PINE RIDGE RESERVATION, S.D. (KELO) – For two weeks now, KELOLAND News has brought you the stories of dozens of Indigenous People who have gone missing or been killed. Their cases going unsolved and their families begging for answers.

We’ve also told you the jurisdictional barriers and lack of resources that play a role in making these cases difficult to solve.

Now, a Pine Ridge grandmother wishes for how to make the land she loves safer.

The Pine Ridge Reservation stretches to around 2.1 million acres. On that land resides the Oglala Sioux Nation. And though the land they live on is beautiful, it is stained with violence and heartbreak.

“Being 61 years old and living my life on the reservation, most of my life was there, you want change,” Wilson said. “You want to have better things, especially with grandkids. You want to have a better way of life.”

Holly Wilson lost two grandsons at the beginning of the year. In the middle of grieving and looking for answers, she’s also thinking of the changes she’d like to see to her homeland.

One of those changes is as simple as a park.

“We don’t have those on Pine Ridge,” Wilson said. “We’re very limited. So we’d like to develop a park, people can maybe donate a bench in memory of their family member but we’d like a place safe for kids to come, for families come.”

Or really any place where kids can just go and be kids safely.

“We don’t have a public library. A library is a good place. A good place for kids to use their minds and just go places, even if it’s just with books,” Wilson said.

She’d also like to see the issue of meth on the reservation addressed with more education.

“Now we have grandparents that are getting evicted from housing because their houses are tested meth positive – they have no idea the kids are using that,” Wilson said. “Because they don’t know what to see, what to watch for.”

Wilson says some change is in the works already, though, and it was brought forward because of her grandson.

“It’s going to be called ‘Logan’s Law’ and so that’s a first.
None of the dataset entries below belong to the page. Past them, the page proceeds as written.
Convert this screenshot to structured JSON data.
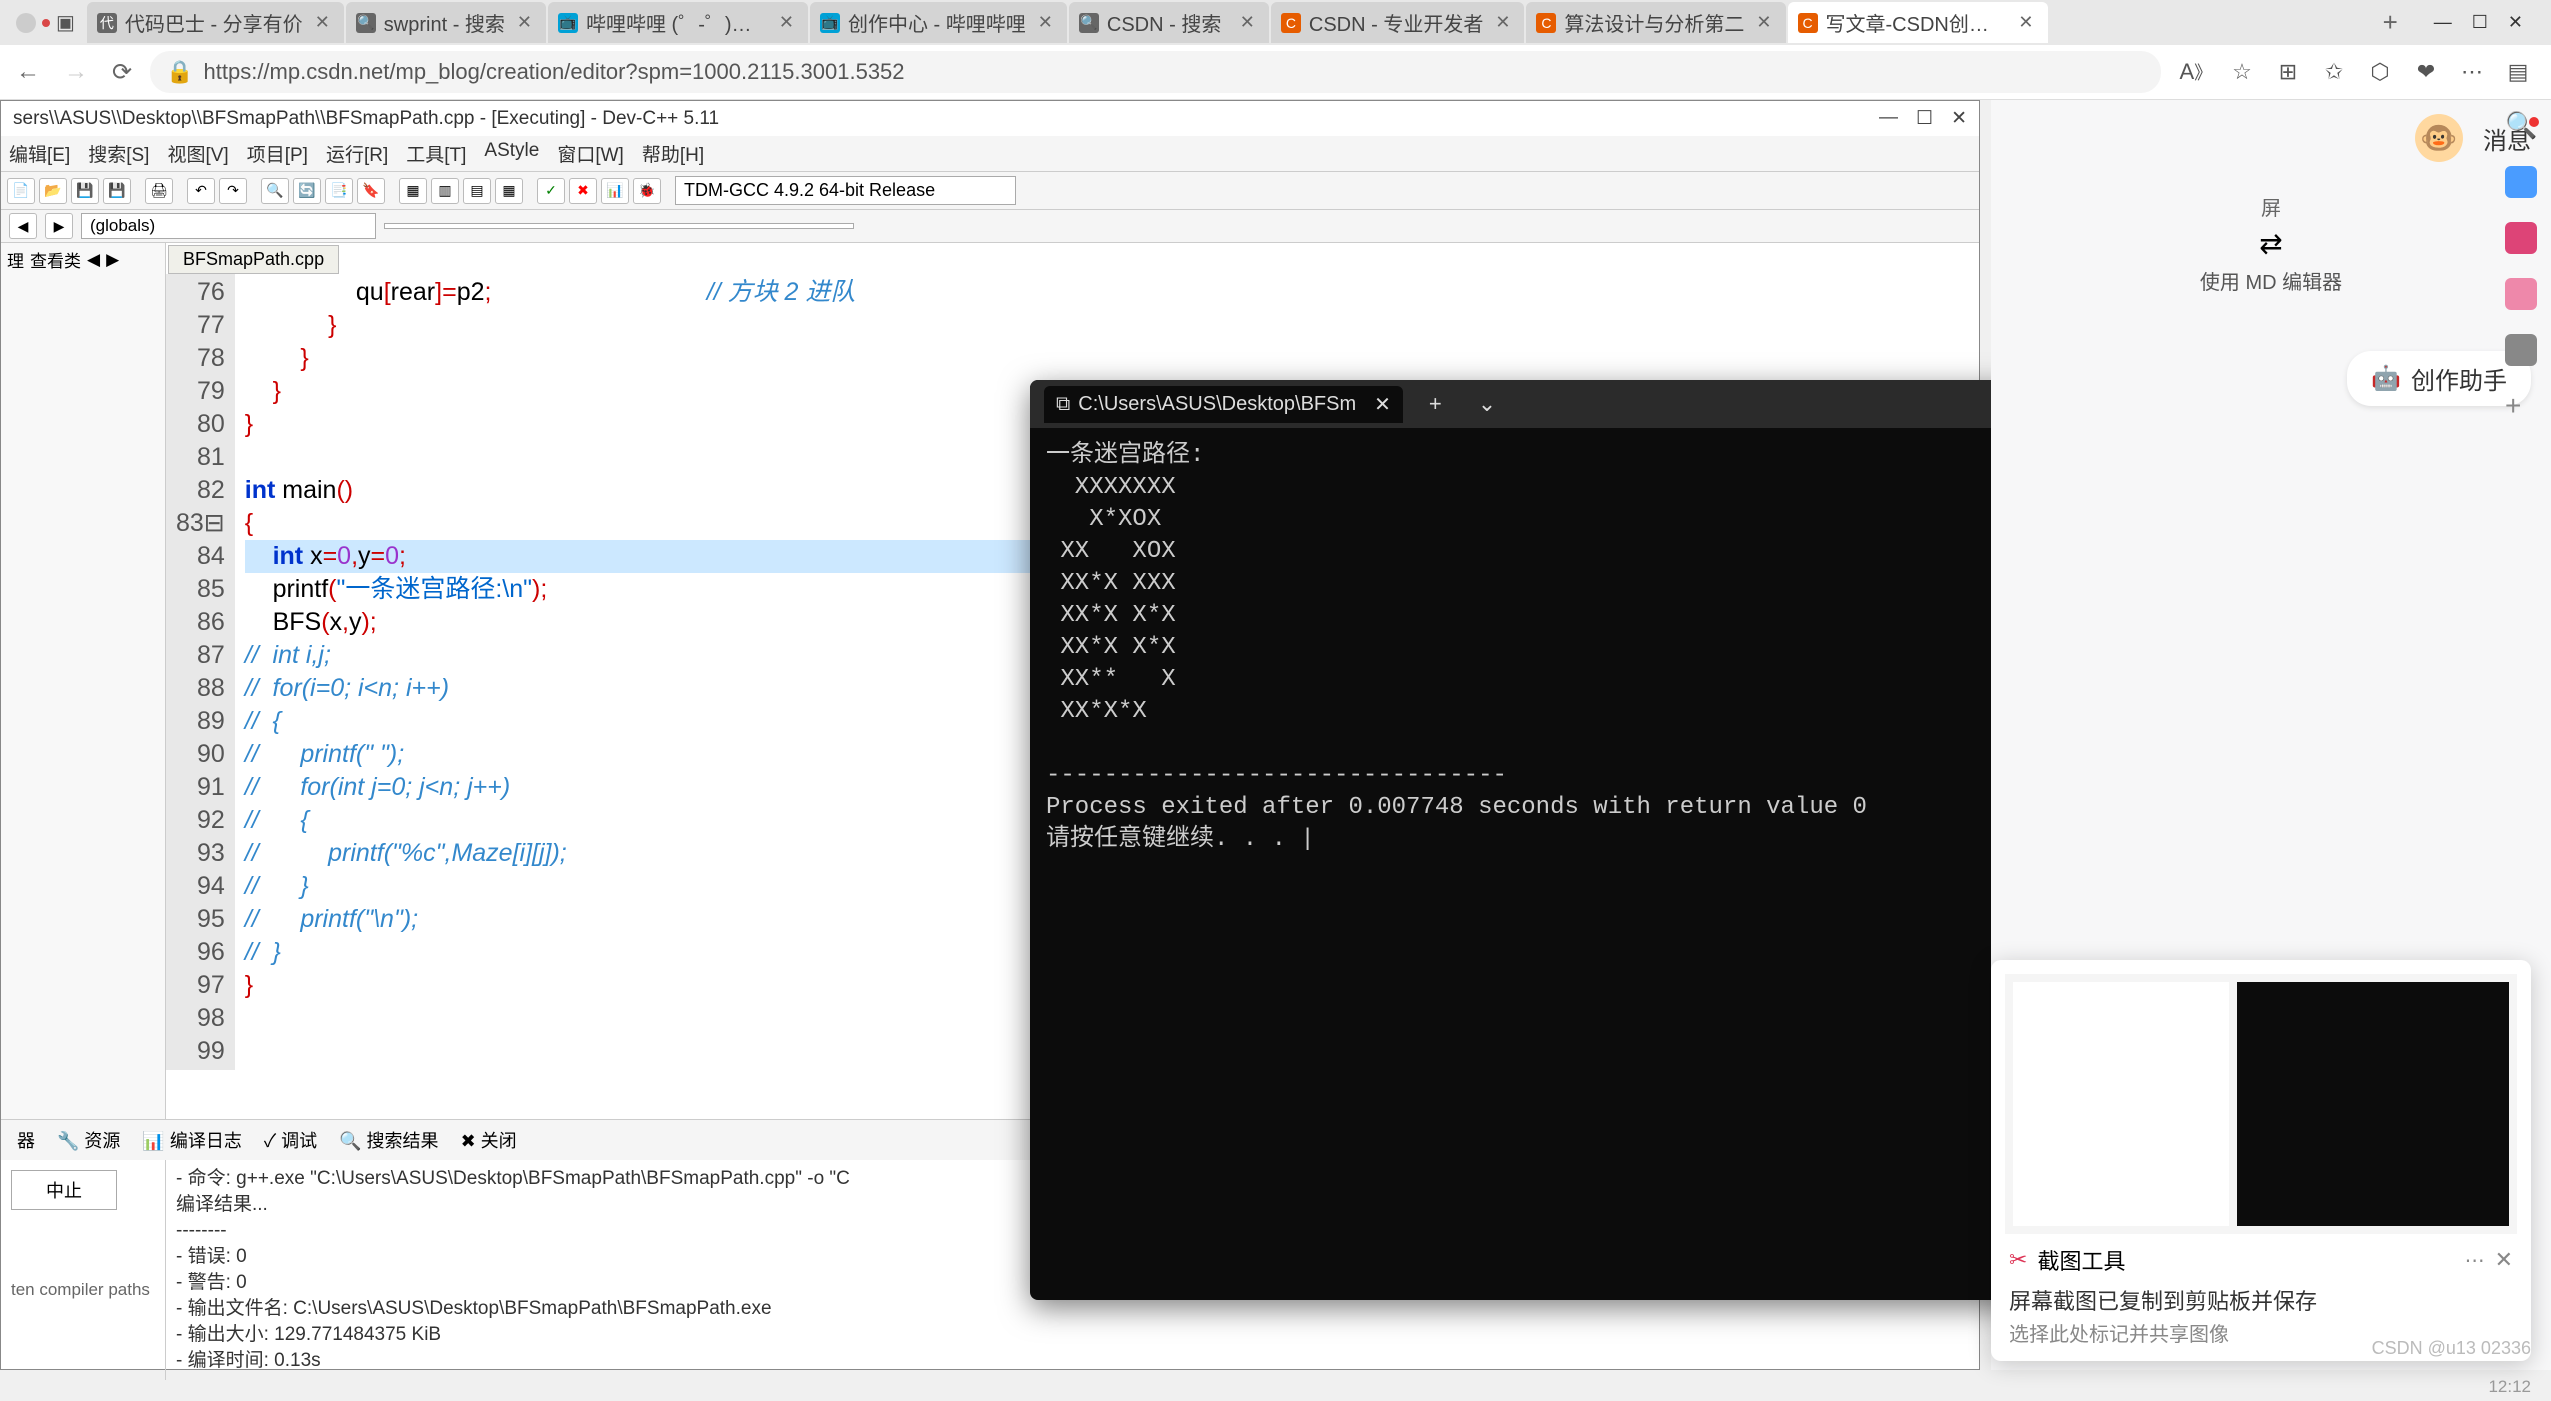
{
  "browser": {
    "tabs": [
      {
        "icon": "代",
        "title": "代码巴士 - 分享有价"
      },
      {
        "icon": "🔍",
        "title": "swprint - 搜索"
      },
      {
        "icon": "📺",
        "title": "哔哩哔哩 (゜-゜)つロ"
      },
      {
        "icon": "📺",
        "title": "创作中心 - 哔哩哔哩"
      },
      {
        "icon": "🔍",
        "title": "CSDN - 搜索"
      },
      {
        "icon": "C",
        "title": "CSDN - 专业开发者"
      },
      {
        "icon": "C",
        "title": "算法设计与分析第二"
      },
      {
        "icon": "C",
        "title": "写文章-CSDN创作中",
        "active": true
      }
    ],
    "url": "https://mp.csdn.net/mp_blog/creation/editor?spm=1000.2115.3001.5352"
  },
  "devcpp": {
    "title": "sers\\\\ASUS\\\\Desktop\\\\BFSmapPath\\\\BFSmapPath.cpp - [Executing] - Dev-C++ 5.11",
    "menus": [
      "编辑[E]",
      "搜索[S]",
      "视图[V]",
      "项目[P]",
      "运行[R]",
      "工具[T]",
      "AStyle",
      "窗口[W]",
      "帮助[H]"
    ],
    "compiler": "TDM-GCC 4.9.2 64-bit Release",
    "globals": "(globals)",
    "side_tabs": [
      "理",
      "查看类"
    ],
    "file_tab": "BFSmapPath.cpp",
    "lines": [
      {
        "n": "76",
        "frag": [
          {
            "t": "                ",
            "c": ""
          },
          {
            "t": "qu",
            "c": ""
          },
          {
            "t": "[",
            "c": "sym"
          },
          {
            "t": "rear",
            "c": ""
          },
          {
            "t": "]=",
            "c": "sym"
          },
          {
            "t": "p2",
            "c": ""
          },
          {
            "t": ";",
            "c": "sym"
          },
          {
            "t": "                               // 方块 2 进队",
            "c": "cm"
          }
        ]
      },
      {
        "n": "77",
        "frag": [
          {
            "t": "            ",
            "c": ""
          },
          {
            "t": "}",
            "c": "sym"
          }
        ]
      },
      {
        "n": "78",
        "frag": [
          {
            "t": "        ",
            "c": ""
          },
          {
            "t": "}",
            "c": "sym"
          }
        ]
      },
      {
        "n": "79",
        "frag": [
          {
            "t": "    ",
            "c": ""
          },
          {
            "t": "}",
            "c": "sym"
          }
        ]
      },
      {
        "n": "80",
        "frag": [
          {
            "t": "",
            "c": ""
          },
          {
            "t": "}",
            "c": "sym"
          }
        ]
      },
      {
        "n": "81",
        "frag": [
          {
            "t": "",
            "c": ""
          }
        ]
      },
      {
        "n": "82",
        "frag": [
          {
            "t": "int ",
            "c": "kw"
          },
          {
            "t": "main",
            "c": ""
          },
          {
            "t": "()",
            "c": "sym"
          }
        ]
      },
      {
        "n": "83⊟",
        "frag": [
          {
            "t": "{",
            "c": "sym"
          }
        ]
      },
      {
        "n": "84",
        "hl": true,
        "frag": [
          {
            "t": "    ",
            "c": ""
          },
          {
            "t": "int ",
            "c": "kw"
          },
          {
            "t": "x",
            "c": ""
          },
          {
            "t": "=",
            "c": "sym"
          },
          {
            "t": "0",
            "c": "num"
          },
          {
            "t": ",",
            "c": "sym"
          },
          {
            "t": "y",
            "c": ""
          },
          {
            "t": "=",
            "c": "sym"
          },
          {
            "t": "0",
            "c": "num"
          },
          {
            "t": ";",
            "c": "sym"
          }
        ]
      },
      {
        "n": "85",
        "frag": [
          {
            "t": "    ",
            "c": ""
          },
          {
            "t": "printf",
            "c": ""
          },
          {
            "t": "(",
            "c": "sym"
          },
          {
            "t": "\"一条迷宫路径:\\n\"",
            "c": "str"
          },
          {
            "t": ");",
            "c": "sym"
          }
        ]
      },
      {
        "n": "86",
        "frag": [
          {
            "t": "    ",
            "c": ""
          },
          {
            "t": "BFS",
            "c": ""
          },
          {
            "t": "(",
            "c": "sym"
          },
          {
            "t": "x",
            "c": ""
          },
          {
            "t": ",",
            "c": "sym"
          },
          {
            "t": "y",
            "c": ""
          },
          {
            "t": ");",
            "c": "sym"
          }
        ]
      },
      {
        "n": "87",
        "frag": [
          {
            "t": "//  int i,j;",
            "c": "cm"
          }
        ]
      },
      {
        "n": "88",
        "frag": [
          {
            "t": "//  for(i=0; i<n; i++)",
            "c": "cm"
          }
        ]
      },
      {
        "n": "89",
        "frag": [
          {
            "t": "//  {",
            "c": "cm"
          }
        ]
      },
      {
        "n": "90",
        "frag": [
          {
            "t": "//      printf(\" \");",
            "c": "cm"
          }
        ]
      },
      {
        "n": "91",
        "frag": [
          {
            "t": "//      for(int j=0; j<n; j++)",
            "c": "cm"
          }
        ]
      },
      {
        "n": "92",
        "frag": [
          {
            "t": "//      {",
            "c": "cm"
          }
        ]
      },
      {
        "n": "93",
        "frag": [
          {
            "t": "//          printf(\"%c\",Maze[i][j]);",
            "c": "cm"
          }
        ]
      },
      {
        "n": "94",
        "frag": [
          {
            "t": "//      }",
            "c": "cm"
          }
        ]
      },
      {
        "n": "95",
        "frag": [
          {
            "t": "//      printf(\"\\n\");",
            "c": "cm"
          }
        ]
      },
      {
        "n": "96",
        "frag": [
          {
            "t": "//  }",
            "c": "cm"
          }
        ]
      },
      {
        "n": "97",
        "frag": [
          {
            "t": "}",
            "c": "sym"
          }
        ]
      },
      {
        "n": "98",
        "frag": [
          {
            "t": "",
            "c": ""
          }
        ]
      },
      {
        "n": "99",
        "frag": [
          {
            "t": "",
            "c": ""
          }
        ]
      }
    ],
    "bottom_tabs": [
      "器",
      "🔧 资源",
      "📊 编译日志",
      "✓ 调试",
      "🔍 搜索结果",
      "✖ 关闭"
    ],
    "stop_label": "中止",
    "compile_log": [
      "- 命令: g++.exe \"C:\\Users\\ASUS\\Desktop\\BFSmapPath\\BFSmapPath.cpp\" -o \"C",
      "",
      "编译结果...",
      "--------",
      "- 错误: 0",
      "- 警告: 0",
      "- 输出文件名: C:\\Users\\ASUS\\Desktop\\BFSmapPath\\BFSmapPath.exe",
      "- 输出大小: 129.771484375 KiB",
      "- 编译时间: 0.13s"
    ],
    "note_left": "ten compiler paths"
  },
  "terminal": {
    "title": "C:\\Users\\ASUS\\Desktop\\BFSm",
    "output": "一条迷宫路径:\n  XXXXXXX\n   X*XOX\n XX   XOX\n XX*X XXX\n XX*X X*X\n XX*X X*X\n XX**   X\n XX*X*X\n\n--------------------------------\nProcess exited after 0.007748 seconds with return value 0\n请按任意键继续. . . |"
  },
  "csdn": {
    "msg_label": "消息",
    "md_label": "使用 MD 编辑器",
    "md_sub": "屏",
    "assist_label": "创作助手"
  },
  "snip": {
    "title": "截图工具",
    "desc": "屏幕截图已复制到剪贴板并保存",
    "sub": "选择此处标记并共享图像"
  },
  "watermark": "CSDN @u13   02336",
  "time": "12:12"
}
And that’s good and I’m really proud of that,” Wilson said. “It’s sad that Logan had to die to wake up people in key positions to say, ‘hey we need to have our own gun safety.”

The law is still being developed, but Wilson says it would be the first gun safety measure for the reservation.

“We certainly will not have a future if we keep going like this and we don’t address it,” Wilson said.

Our KELOLAND News crew met up with Holly Wilson in Rapid City.

That’s where they met another grandmother from the Pine Ridge Reservation — Norma Rendon.

“Women are powerful. There is nothing wrong with saying that. We are powerful. We are beautiful.”

Norma Rendon, a Pine Ridge grandmother

She’d like to see change in the way of undoing the dehumanization of Native women that Rendon says has been happening since colonization.

For more MMIP coverage from KELOLAND News, click here.